The scornful attitude towards the Ju 87 dive-bomber was the second mistake. In his memoirs A. S. Yakovlev wrote: "When in October 1939 we were granted an opportunity not only to see, but to purchase the German aircraft, then these woeful tacticians flatly refused to buy the Ju 87. 'Why should we spend money for nothing? An obsolete, low-speed type,' were their arguments. However, on the first days of the war, these 'obsolete, low-speed machines' inflicted innumerable miseries on us".
And finally, the selection of the Do 215 instead of the more modern Do 217 is hard to understand. The Germans employed this airplane in limited numbers mainly for reconnaissance duties and withdrew it from production in 1941.
Many groups of specialists went to Germany in February-March 1940 to supervise this order, which was unprecedented in scope and variety. They included aircraft industry and scientific research institute managers, factory directors, test pilots, Air Forces representatives, specialists on engines, armament, instruments, radio equipment, and so forth — more than 40 persons in all.

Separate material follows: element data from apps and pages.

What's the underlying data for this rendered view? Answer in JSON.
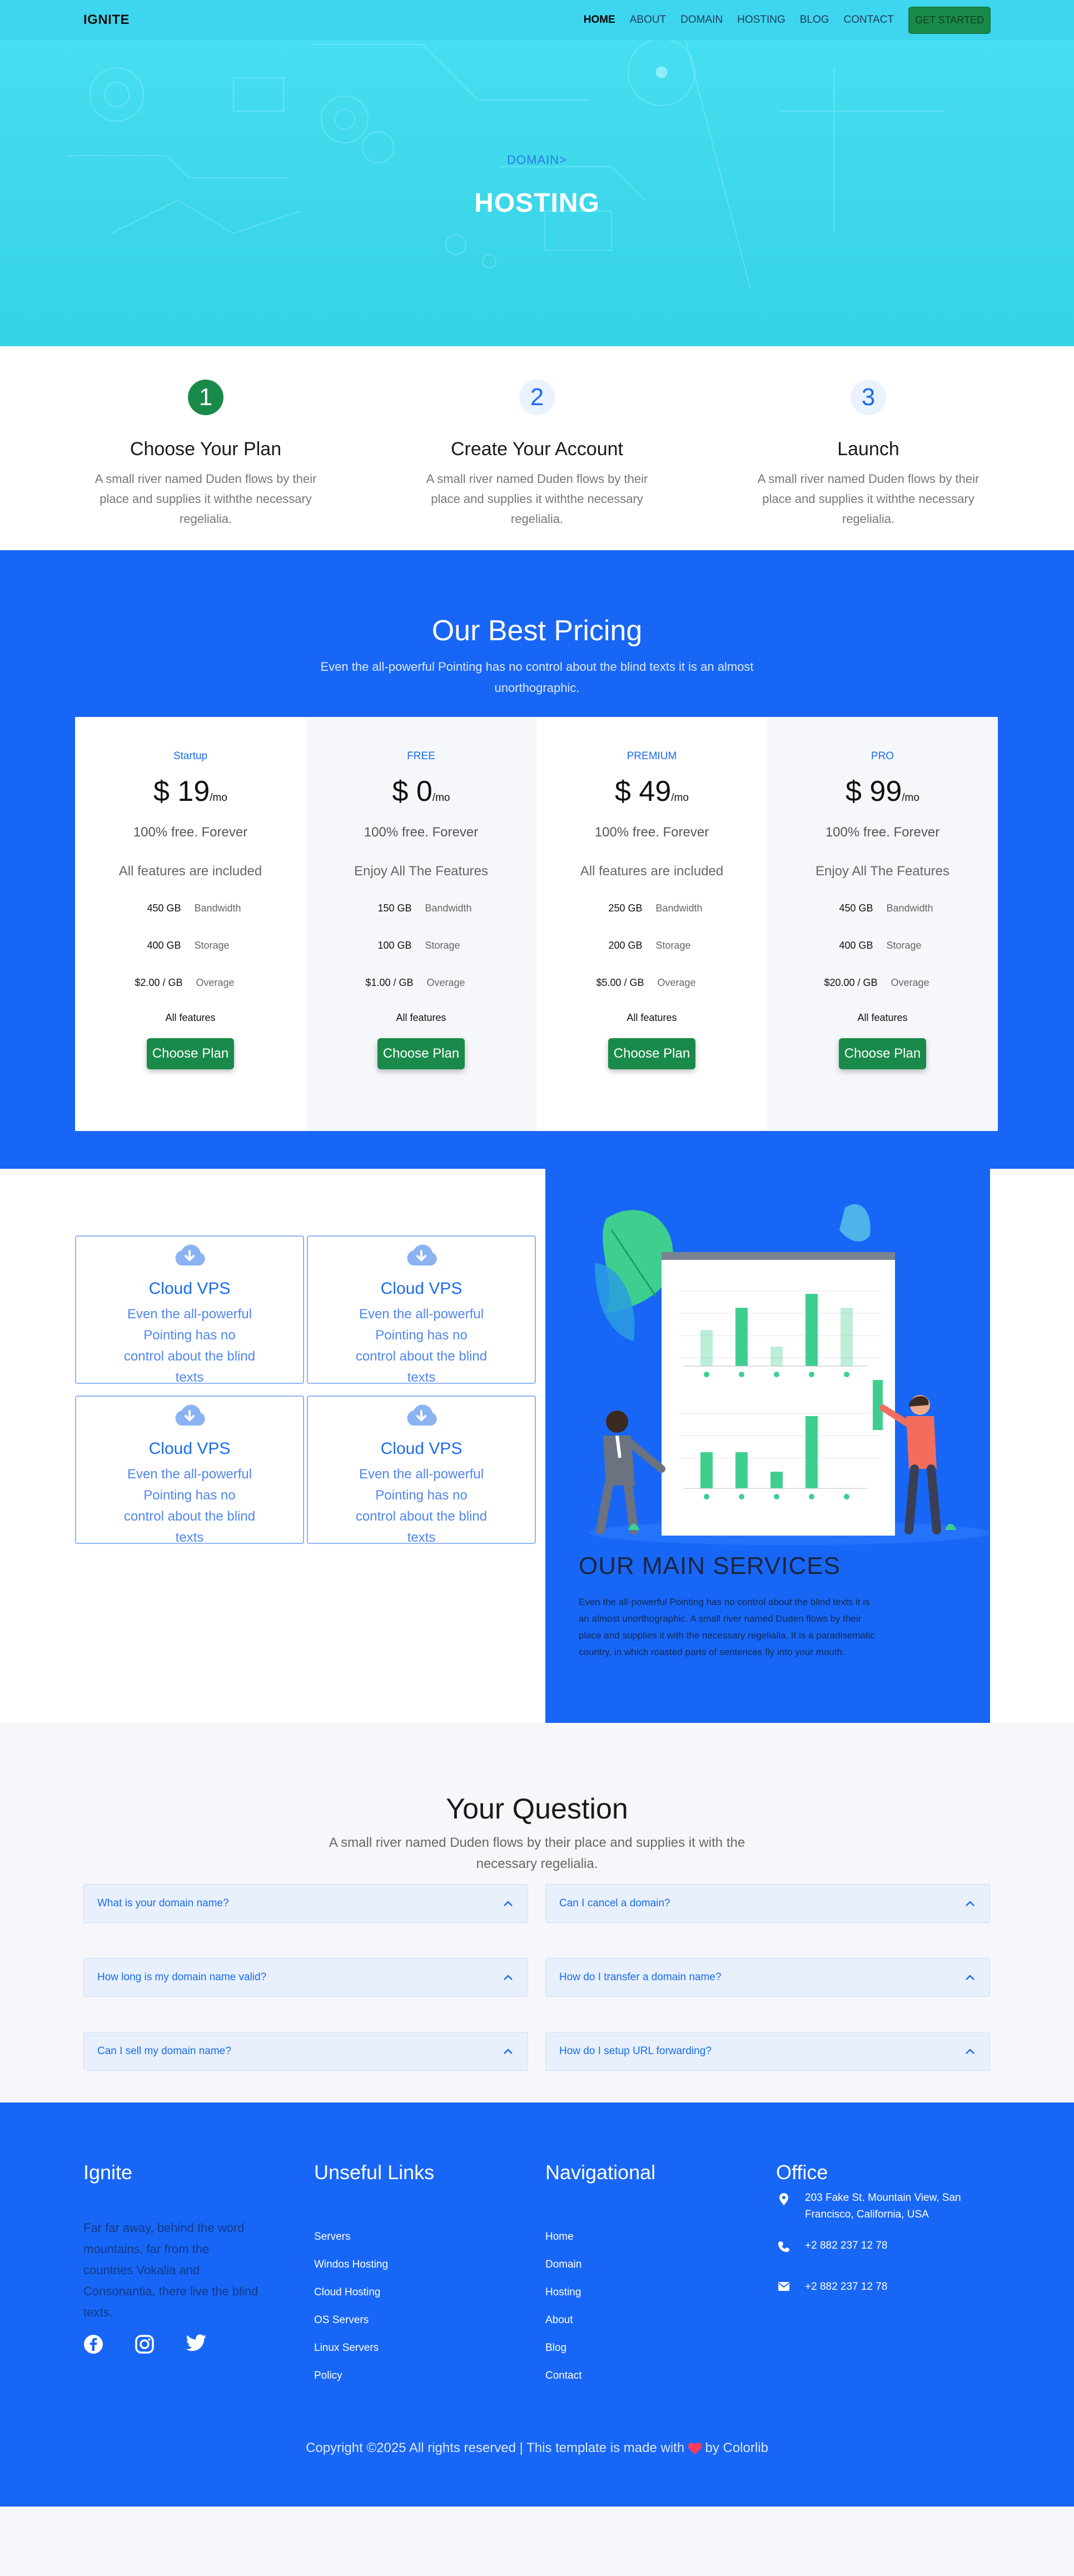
{
  "nav": {
    "brand": "IGNITE",
    "links": [
      "HOME",
      "ABOUT",
      "DOMAIN",
      "HOSTING",
      "BLOG",
      "CONTACT"
    ],
    "cta": "GET STARTED"
  },
  "hero": {
    "breadcrumb": "DOMAIN>",
    "title": "HOSTING"
  },
  "steps": [
    {
      "num": "1",
      "title": "Choose Your Plan",
      "desc": "A small river named Duden flows by their place and supplies it withthe necessary regelialia."
    },
    {
      "num": "2",
      "title": "Create Your Account",
      "desc": "A small river named Duden flows by their place and supplies it withthe necessary regelialia."
    },
    {
      "num": "3",
      "title": "Launch",
      "desc": "A small river named Duden flows by their place and supplies it withthe necessary regelialia."
    }
  ],
  "pricing": {
    "title": "Our Best Pricing",
    "subtitle": "Even the all-powerful Pointing has no control about the blind texts it is an almost unorthographic.",
    "plans": [
      {
        "name": "Startup",
        "price": "$ 19",
        "unit": "/mo",
        "free": "100% free. Forever",
        "features": "All features are included",
        "bandwidth": "450 GB",
        "storage": "400 GB",
        "overage": "$2.00 /  GB",
        "all": "All features",
        "button": "Choose Plan"
      },
      {
        "name": "FREE",
        "price": "$ 0",
        "unit": "/mo",
        "free": "100% free. Forever",
        "features": "Enjoy All The Features",
        "bandwidth": "150 GB",
        "storage": "100 GB",
        "overage": "$1.00 /  GB",
        "all": "All features",
        "button": "Choose Plan"
      },
      {
        "name": "PREMIUM",
        "price": "$ 49",
        "unit": "/mo",
        "free": "100% free. Forever",
        "features": "All features are included",
        "bandwidth": "250 GB",
        "storage": "200 GB",
        "overage": "$5.00 /  GB",
        "all": "All features",
        "button": "Choose Plan"
      },
      {
        "name": "PRO",
        "price": "$ 99",
        "unit": "/mo",
        "free": "100% free. Forever",
        "features": "Enjoy All The Features",
        "bandwidth": "450 GB",
        "storage": "400 GB",
        "overage": "$20.00 / GB",
        "all": "All features",
        "button": "Choose Plan"
      }
    ],
    "labels": {
      "bandwidth": "Bandwidth",
      "storage": "Storage",
      "overage": "Overage"
    }
  },
  "services": {
    "cards": [
      {
        "title": "Cloud VPS",
        "desc": "Even the all-powerful Pointing has no control about the blind texts"
      },
      {
        "title": "Cloud VPS",
        "desc": "Even the all-powerful Pointing has no control about the blind texts"
      },
      {
        "title": "Cloud VPS",
        "desc": "Even the all-powerful Pointing has no control about the blind texts"
      },
      {
        "title": "Cloud VPS",
        "desc": "Even the all-powerful Pointing has no control about the blind texts"
      }
    ],
    "heading": "OUR MAIN SERVICES",
    "text": "Even the all-powerful Pointing has no control about the blind texts it is an almost unorthographic. A small river named Duden flows by their place and supplies it with the necessary regelialia. It is a paradisematic country, in which roasted parts of sentences fly into your mouth."
  },
  "faq": {
    "title": "Your Question",
    "subtitle": "A small river named Duden flows by their place and supplies it with the necessary regelialia.",
    "items": [
      "What is your domain name?",
      "Can I cancel a domain?",
      "How long is my domain name valid?",
      "How do I transfer a domain name?",
      "Can I sell my domain name?",
      "How do I setup URL forwarding?"
    ]
  },
  "footer": {
    "brand": "Ignite",
    "about": "Far far away, behind the word mountains, far from the countries Vokalia and Consonantia, there live the blind texts.",
    "useful_title": "Unseful Links",
    "useful": [
      "Servers",
      "Windos Hosting",
      "Cloud Hosting",
      "OS Servers",
      "Linux Servers",
      "Policy"
    ],
    "nav_title": "Navigational",
    "nav": [
      "Home",
      "Domain",
      "Hosting",
      "About",
      "Blog",
      "Contact"
    ],
    "office_title": "Office",
    "address": "203 Fake St. Mountain View, San Francisco, California, USA",
    "phone1": "+2 882 237 12 78",
    "phone2": "+2 882 237 12 78",
    "copyright_pre": "Copyright ©2025 All rights reserved | This template is made with",
    "copyright_post": "by Colorlib",
    "icons": [
      "facebook-icon",
      "instagram-icon",
      "twitter-icon"
    ]
  },
  "colors": {
    "primary": "#1866f5",
    "hero": "#3ed6ee",
    "green": "#1a8a4a"
  }
}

At the Soviet delegation's request, General Udet allowed German pilots to ferry the aircraft to speed up their delivery to the USSR. Thanks to this decision, there was no need for long procedures to legalize the entry of Soviet crews into Germany. Flights were to be carried out via the well-known Berlin- Koenigsberg-Moscow route.
Soon all the ordered German aircraft were delivered to Moscow. Most of them came under their own power, while some (five He 100, in particular) came by train. The ordered engines, equipment and instruments were also shipped by rail. The "sanitary cordon" between the USSR and Germany no longer existed and deliveries of all goods were carried out unhindered and unmonitored.
The German aircraft and other aviation equipment were brought for examination to the Air Forces Scientific Research Institute, the newly founded Flight Research Institute (LII), TsAGI, TsIAM, and other organizations. Moreover, at the request of the People's Commissariat of the Aviation Industry, some airplanes were flown to factory airfields of aviation enterprises in Gor'kiy, Voronezh, Kazan', and Khar'kov. Many specialists came to Moscow to the Air Forces LII to see the airplanes brought from Germany. As V. Ye. Chertok, an engineer from Plant No. 293 in Khimki (subsequently a famous missile and aerospace designer who was one S. P. Korolev's closest assistants) provided his impressions:
We carried out the inspection of German equipment in groups, without haste. I was most interested in electrical equipment, piloting and navigational instruments, radios, bomb launchers, and bomb sights.
The other specialists and I were simply jealous of the neatly made instrument panels and consoles. The Siemens electrical bomb release unit was really beautifully designed... We turned the aircraft radios on and saw that air-to-air radio communications were reliable. Our airplanes in service for the most part did not have any air-to-air, or air-ground, radio communications.
First-hand familiarization with the German aircraft showed that the Soviet Air Forces, among the world's mightiest, were going through a crisis and taking a back seat to the German Luftwaffe.